It is no wonder that for years now, Jakarta has been facing traffic that is incredibly hard to maneuver.
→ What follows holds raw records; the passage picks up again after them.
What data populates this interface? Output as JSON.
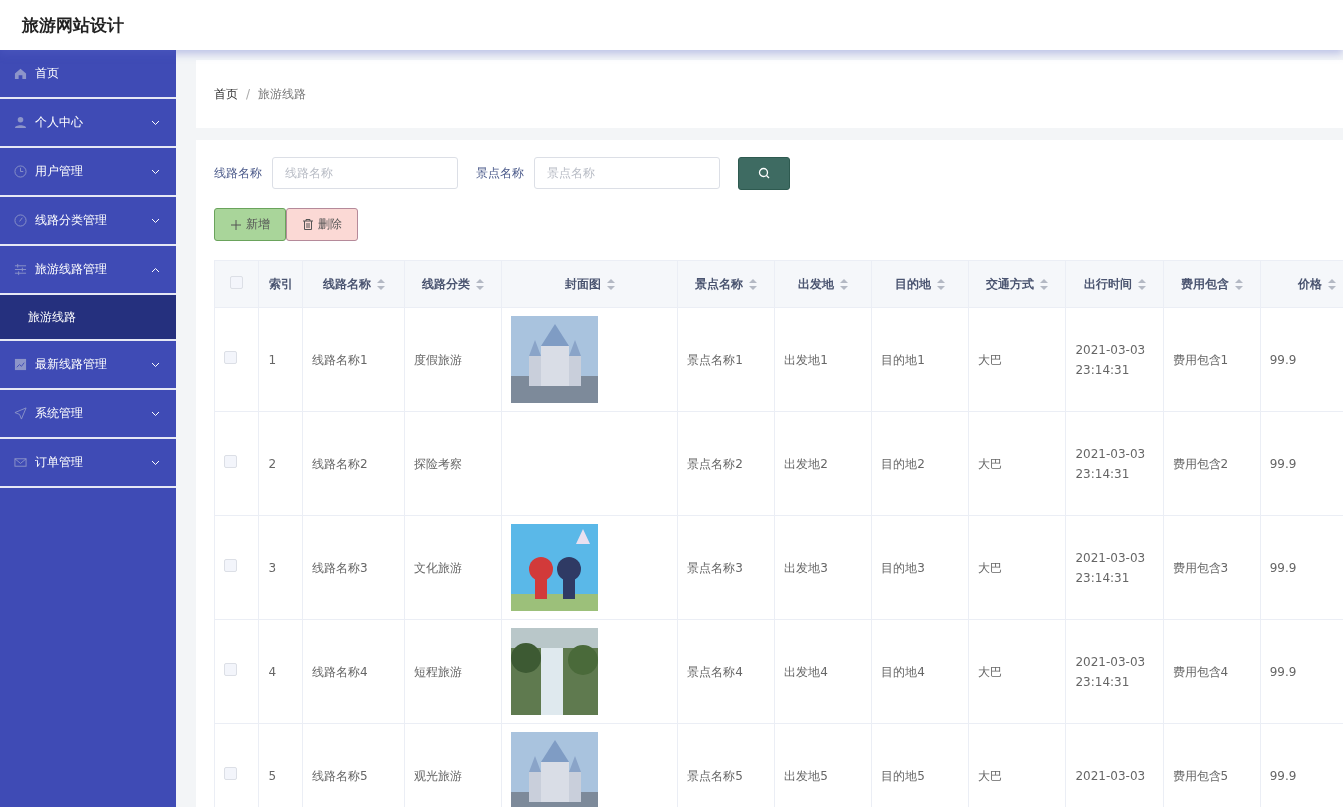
{
  "header": {
    "title": "旅游网站设计"
  },
  "sidebar": {
    "items": [
      {
        "kind": "link",
        "label": "首页"
      },
      {
        "kind": "menu",
        "label": "个人中心",
        "expanded": false
      },
      {
        "kind": "menu",
        "label": "用户管理",
        "expanded": false
      },
      {
        "kind": "menu",
        "label": "线路分类管理",
        "expanded": false
      },
      {
        "kind": "menu",
        "label": "旅游线路管理",
        "expanded": true,
        "children": [
          {
            "label": "旅游线路",
            "selected": true
          }
        ]
      },
      {
        "kind": "menu",
        "label": "最新线路管理",
        "expanded": false
      },
      {
        "kind": "menu",
        "label": "系统管理",
        "expanded": false
      },
      {
        "kind": "menu",
        "label": "订单管理",
        "expanded": false
      }
    ]
  },
  "breadcrumb": {
    "separator": "/",
    "items": [
      "首页",
      "旅游线路"
    ]
  },
  "search": {
    "fields": [
      {
        "label": "线路名称",
        "placeholder": "线路名称"
      },
      {
        "label": "景点名称",
        "placeholder": "景点名称"
      }
    ]
  },
  "actions": [
    {
      "kind": "add",
      "label": "新增"
    },
    {
      "kind": "delete",
      "label": "删除"
    }
  ],
  "table": {
    "select_all": {
      "checked": false
    },
    "columns": [
      {
        "label": "索引",
        "sortable": false
      },
      {
        "label": "线路名称",
        "sortable": true
      },
      {
        "label": "线路分类",
        "sortable": true
      },
      {
        "label": "封面图",
        "sortable": true
      },
      {
        "label": "景点名称",
        "sortable": true
      },
      {
        "label": "出发地",
        "sortable": true
      },
      {
        "label": "目的地",
        "sortable": true
      },
      {
        "label": "交通方式",
        "sortable": true
      },
      {
        "label": "出行时间",
        "sortable": true
      },
      {
        "label": "费用包含",
        "sortable": true
      },
      {
        "label": "价格",
        "sortable": true
      }
    ],
    "rows": [
      {
        "checked": false,
        "index": "1",
        "name": "线路名称1",
        "category": "度假旅游",
        "cover": {
          "kind": "picture"
        },
        "spot": "景点名称1",
        "from": "出发地1",
        "to": "目的地1",
        "transport": "大巴",
        "time": [
          "2021-03-03",
          "23:14:31"
        ],
        "includes": "费用包含1",
        "price": "99.9"
      },
      {
        "checked": false,
        "index": "2",
        "name": "线路名称2",
        "category": "探险考察",
        "spot": "景点名称2",
        "from": "出发地2",
        "to": "目的地2",
        "transport": "大巴",
        "time": [
          "2021-03-03",
          "23:14:31"
        ],
        "includes": "费用包含2",
        "price": "99.9"
      },
      {
        "checked": false,
        "index": "3",
        "name": "线路名称3",
        "category": "文化旅游",
        "cover": {
          "kind": "picture"
        },
        "spot": "景点名称3",
        "from": "出发地3",
        "to": "目的地3",
        "transport": "大巴",
        "time": [
          "2021-03-03",
          "23:14:31"
        ],
        "includes": "费用包含3",
        "price": "99.9"
      },
      {
        "checked": false,
        "index": "4",
        "name": "线路名称4",
        "category": "短程旅游",
        "cover": {
          "kind": "picture"
        },
        "spot": "景点名称4",
        "from": "出发地4",
        "to": "目的地4",
        "transport": "大巴",
        "time": [
          "2021-03-03",
          "23:14:31"
        ],
        "includes": "费用包含4",
        "price": "99.9"
      },
      {
        "checked": false,
        "index": "5",
        "name": "线路名称5",
        "category": "观光旅游",
        "cover": {
          "kind": "picture"
        },
        "spot": "景点名称5",
        "from": "出发地5",
        "to": "目的地5",
        "transport": "大巴",
        "time": [
          "2021-03-03"
        ],
        "includes": "费用包含5",
        "price": "99.9"
      }
    ]
  }
}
Without a major transportation breakthrough, the city will be in complete traffic gridlock by 2020.

Although plans for the MRT network have been in the pipeline for a while, the project kept getting delayed, including during the 1997/1998 Asian financial crisis.

After many rounds of dialogue between the national and local governments, the groundbreaking ceremony finally occurred in September 2015.

By the end of last month, nearly 95 percent of the 15.7-kilometre route was completed.

The rail-based line will run from the densely populated residential area of Lebak Bulus, in the south of Jakarta, to the HI roundabout in the city center where prime office buildings and five-star hotels are located.

Jakarta MRT train car being unloaded in Port of Tanjung Priok in Jakarta, April 2018. Source: Wikimedia Commons.

The first round of tests next month to ensure that the signaling and control rooms function properly, followed by full and integrated tests involving trial runs of the trains in December.

Jakarta’s government is heavily subsidizing the running of the network, promising to make up for any shortfalls in MRT Jakarta’s future operating cash flows, according to Jakarta MRT president director William Sabanda.

Here are some quick facts about the system:

  • Construction for the Jakarta MRT project began in 2013.
  • The line is expected to stretch across over 108 kilometers.
  • The first phase is 15.7 kilometers-long from Lebak Bulus to Bundaran HI, a distance that’s expected to be covered in under 30 minutes.
  • Every six-car train will run in five minute-intervals during rush hour and 10 minutes during other times.
  • It has 13 stations along the way, six underground and seven elevated stations.
  • The underground stations are: Bundaran Hotel Indonesia, Dukuh Atas, Setiabudi, Bendungan Hilir, Istora, and Senayan.
  • The elevated stations are: Sisingamangaraja, Blok M, Blok A, Haji Nawi, Cipete Raya, Fatmawati, and Lebak Bulus.
  • It will also connect the basements of 50 office and commercial buildings to the underground areas of the stations.
  • The Lebak Bulus to Bundaran HI phase will serve 170,000 commuters per day.
  • The train fare is expected to cost between IDR3,000 (US$0.21) and IDR12,000 (US$0.84).
  • Jakarta MRT will be the first mass transit railway to be operated in Indonesia.
  • Currently, it is on track to begin operating from March 2019.

For more information, visit its website.

Meanwhile, the city’s government is also looking to introduce the Kelapa Gading-Velodrome light rail transit (LRT) as a fully operable means of transportation for the 2018 Asian Games in August.

The line will connect the Jakarta city center with suburbs in Greater Jakarta such as Bekasi, Bogor, and Depok.